We’re speaking how previous, then?
5? Six? I have in mind, on the age of 5, going to sleep in my dyetski unhappy, my Russian preschool, and hoping that I’d get up a boy. An actual boy. I had other folks deal with me by means of a boy’s identify. My folks, thankfully, have been extremely recreation. They have been utterly tremendous with it.
As a result of they have been so broad-minded, or as a result of they only concept it used to be a passing factor?
I feel as a result of they’re beautiful broad-minded. I remember the fact that within the past due seventies—so I’d’ve been ten or 11 years previous—they learn in a Polish mag about trans—“transsexual” at that time—surgical treatment, and informed me about it. And I mentioned, “Oh, I’m going to have an operation once I develop up.” And so they mentioned, “That’s tremendous.” In order that used to be roughly the deal. After which I went thru puberty and I may just now not are living as a boy so obviously. Then I used to be a lesbian for plenty of, a few years, or much more likely queer. However I’ve at all times considered myself as having extra of a gender identification than a sexual orientation.
What does that imply?
We weren’t intended to speak like this within the eighties and nineties. We have been intended to be very clean about sexual orientation being break free gender, and that, if you happen to have been lesbian, that didn’t imply you sought after to be a person. If truth be told, for a large number of other folks, it’s extra sophisticated than that. It’s a bit little bit of this and a bit little bit of that. I’ve at all times been drawn to each women and men, however I’ve at all times been very obviously gender nonconforming.
Probably the most issues that changed into a part of the language at a undeniable time period used to be the next sentence: “Gender is a assemble.” I feel most of the people over the centuries considered gender as one thing supplied by means of biology. What’s the beginning of the perception of gender as a assemble?
Judith Butler, who no doubt didn’t invent the word “gender as a assemble” however did so much to popularize that concept, and an concept of gender as efficiency, which I feel is much more related to what we’re speaking about—she mentioned slightly lately—or, I’m sorry, they mentioned slightly lately—in an interview that—
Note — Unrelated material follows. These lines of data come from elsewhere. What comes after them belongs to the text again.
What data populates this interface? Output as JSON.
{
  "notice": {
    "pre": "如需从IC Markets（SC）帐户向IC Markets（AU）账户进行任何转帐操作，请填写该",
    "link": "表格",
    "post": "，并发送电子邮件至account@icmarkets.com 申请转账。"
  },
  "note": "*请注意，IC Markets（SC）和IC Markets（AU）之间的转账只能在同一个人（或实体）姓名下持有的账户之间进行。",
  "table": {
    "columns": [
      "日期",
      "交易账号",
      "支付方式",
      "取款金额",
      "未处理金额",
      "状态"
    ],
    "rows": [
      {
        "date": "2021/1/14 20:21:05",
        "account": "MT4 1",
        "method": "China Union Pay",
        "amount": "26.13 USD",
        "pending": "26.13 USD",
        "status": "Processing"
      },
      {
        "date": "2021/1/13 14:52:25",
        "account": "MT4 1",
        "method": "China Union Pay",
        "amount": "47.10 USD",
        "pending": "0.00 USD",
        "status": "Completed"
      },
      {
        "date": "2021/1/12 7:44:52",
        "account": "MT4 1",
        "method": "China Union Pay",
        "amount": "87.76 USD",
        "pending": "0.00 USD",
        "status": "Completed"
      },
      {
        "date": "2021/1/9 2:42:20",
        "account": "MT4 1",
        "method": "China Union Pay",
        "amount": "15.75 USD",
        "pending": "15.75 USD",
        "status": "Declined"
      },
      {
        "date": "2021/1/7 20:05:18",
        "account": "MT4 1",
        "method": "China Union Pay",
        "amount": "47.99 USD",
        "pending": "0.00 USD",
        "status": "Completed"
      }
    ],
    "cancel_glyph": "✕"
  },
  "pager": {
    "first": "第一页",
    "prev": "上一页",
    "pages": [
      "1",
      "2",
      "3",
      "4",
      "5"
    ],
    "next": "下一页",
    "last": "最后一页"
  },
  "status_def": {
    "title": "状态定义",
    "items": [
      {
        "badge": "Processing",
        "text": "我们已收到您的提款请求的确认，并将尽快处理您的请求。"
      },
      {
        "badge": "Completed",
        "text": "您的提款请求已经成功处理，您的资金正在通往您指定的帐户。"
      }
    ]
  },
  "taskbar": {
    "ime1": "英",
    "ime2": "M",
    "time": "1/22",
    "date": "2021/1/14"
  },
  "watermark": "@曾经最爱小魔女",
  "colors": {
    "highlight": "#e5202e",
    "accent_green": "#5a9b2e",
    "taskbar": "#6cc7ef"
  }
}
I feel it’ll be heartening for some to grasp that you simply made this error. We’re leaving it in!
[Laughs.] O.Okay. They mentioned that “gender is imitation with out an unique.” I feel that’s a lovely description, now not best of the way gender operates but additionally why we have now such a lot bother once we do journalism, particularly about transgender problems.
What does it imply that it has no “unique”?
The straightforward solution could be—and a large number of same old journalism will give this solution—[that gender and sex are different]. Intercourse could also be now not so uncomplicated. There are organic determinants of intercourse that change from individual to individual, and there’s a small however important minority of people that can’t be so well positioned within the male or feminine intercourse class. There are expectancies of gender, which trade with time—historic time and private time. Probably the most perfect quotes I’ve heard from any individual who research gender and clinical intervention used to be “Glance, the gender of a five-year-old lady and a fifty-year-old girl isn’t the similar.” I assumed, You’re proper. We expect of this stuff as strong and knowable, however they’re now not. They’re fluid by means of definition, and in our lived enjoy they’re fluid.